This thesis examines the Utah Nippo, its messages to Salt Lake City's Nikkei population, and draws out the paper's editorial themes intended for resident Utah Nikkei. The Utah Nippo was one of three Japanese-language newspapers that published during World War II and it was a voice for community leaders and editors who urged Salt Lake Nikkei to behave in certain ways that (they believed) would prove a certain loyal American identity. Such an identity was comprised of prescribed behaviors: supporting the government and war effort, attending patriotic activities, keeping a low social profile, and quietly enduring the fear and discrimination directed at them as Nikkei in the midst of a national war against Japan.
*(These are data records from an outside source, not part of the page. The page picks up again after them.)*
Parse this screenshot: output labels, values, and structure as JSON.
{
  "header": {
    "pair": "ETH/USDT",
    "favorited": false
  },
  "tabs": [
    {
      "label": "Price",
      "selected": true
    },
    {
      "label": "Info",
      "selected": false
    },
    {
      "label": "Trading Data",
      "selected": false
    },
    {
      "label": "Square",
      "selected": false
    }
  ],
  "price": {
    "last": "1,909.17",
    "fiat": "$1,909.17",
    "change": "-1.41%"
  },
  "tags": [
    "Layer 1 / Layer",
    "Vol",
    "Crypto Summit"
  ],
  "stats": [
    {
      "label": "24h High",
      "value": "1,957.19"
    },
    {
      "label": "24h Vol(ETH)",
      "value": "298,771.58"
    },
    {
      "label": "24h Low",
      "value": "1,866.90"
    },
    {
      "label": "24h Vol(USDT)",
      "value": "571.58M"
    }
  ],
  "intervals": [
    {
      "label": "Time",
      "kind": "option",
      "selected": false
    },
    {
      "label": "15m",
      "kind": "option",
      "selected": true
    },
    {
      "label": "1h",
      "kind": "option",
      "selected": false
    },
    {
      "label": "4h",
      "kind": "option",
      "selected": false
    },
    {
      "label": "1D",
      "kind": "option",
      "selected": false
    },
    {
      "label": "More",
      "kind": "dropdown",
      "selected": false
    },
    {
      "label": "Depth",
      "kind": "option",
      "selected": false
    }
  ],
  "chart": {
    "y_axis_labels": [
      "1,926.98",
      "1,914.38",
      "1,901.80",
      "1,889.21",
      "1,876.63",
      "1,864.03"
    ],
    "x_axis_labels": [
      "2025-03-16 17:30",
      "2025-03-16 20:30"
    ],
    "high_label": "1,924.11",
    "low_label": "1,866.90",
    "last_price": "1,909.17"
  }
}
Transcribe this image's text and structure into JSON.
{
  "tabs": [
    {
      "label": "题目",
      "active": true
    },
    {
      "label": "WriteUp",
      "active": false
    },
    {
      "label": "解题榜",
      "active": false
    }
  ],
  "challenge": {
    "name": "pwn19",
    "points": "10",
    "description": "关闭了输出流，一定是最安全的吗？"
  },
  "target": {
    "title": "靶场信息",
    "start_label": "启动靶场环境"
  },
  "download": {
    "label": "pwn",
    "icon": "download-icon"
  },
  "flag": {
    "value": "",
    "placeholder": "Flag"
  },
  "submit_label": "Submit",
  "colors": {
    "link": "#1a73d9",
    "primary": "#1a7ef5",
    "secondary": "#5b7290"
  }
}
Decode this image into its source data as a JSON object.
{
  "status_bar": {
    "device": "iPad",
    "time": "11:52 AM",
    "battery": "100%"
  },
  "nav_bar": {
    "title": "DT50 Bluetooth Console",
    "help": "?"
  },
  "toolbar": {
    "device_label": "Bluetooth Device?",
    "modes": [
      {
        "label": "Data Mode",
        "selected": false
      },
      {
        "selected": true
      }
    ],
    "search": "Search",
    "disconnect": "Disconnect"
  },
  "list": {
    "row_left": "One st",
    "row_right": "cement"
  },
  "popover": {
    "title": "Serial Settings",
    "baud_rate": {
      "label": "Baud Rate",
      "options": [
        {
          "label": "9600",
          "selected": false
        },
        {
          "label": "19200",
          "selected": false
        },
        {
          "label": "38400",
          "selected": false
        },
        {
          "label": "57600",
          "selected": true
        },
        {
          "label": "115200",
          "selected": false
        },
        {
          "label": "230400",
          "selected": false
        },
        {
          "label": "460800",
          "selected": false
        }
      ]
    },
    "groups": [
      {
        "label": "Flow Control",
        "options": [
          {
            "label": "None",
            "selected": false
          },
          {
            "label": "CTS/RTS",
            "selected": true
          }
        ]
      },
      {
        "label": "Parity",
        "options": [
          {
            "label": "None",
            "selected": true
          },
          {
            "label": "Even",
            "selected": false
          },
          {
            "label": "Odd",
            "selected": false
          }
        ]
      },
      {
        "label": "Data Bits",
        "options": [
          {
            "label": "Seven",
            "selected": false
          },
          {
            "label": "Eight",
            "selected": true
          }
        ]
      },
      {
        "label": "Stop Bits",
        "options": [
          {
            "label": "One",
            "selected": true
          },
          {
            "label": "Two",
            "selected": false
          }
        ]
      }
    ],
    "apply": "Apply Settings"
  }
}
The Utah Nippo painted the model minority stereotype during World War II, although scholars view it as a postwar concept imposed on Asian Americans. Although not entirely dictated by the Japanese American Citizens League, the newspaper content was influenced by the League's wartime campaigns for working with the U.S. government and behaving loyally. Nikkei in community leadership roles actively encouraged this image because it meant safety by assurance of Americanism. Individuals and editorials highlighted behaviors that helped or hurt the group image. The newspaper also focused on ending racism in the U.S. within Nikkei communities and as they resettled throughout the nation. While the Utah Nippo printed such sentiments, not all residents necessarily agreed with or did as the newspaper suggested, yet the articles indicated the identity that editors and leaders hoped to create. In light of the tenuous situation that Salt Lake Nikkei felt they lived in, it made sense for individuals to outwardly conform and incorporate the paper's behavioral guidelines in order to deflect suspicions over loyalty away from the group.




This work made publicly available electronically on July 30, 2012.

Included in

History Commons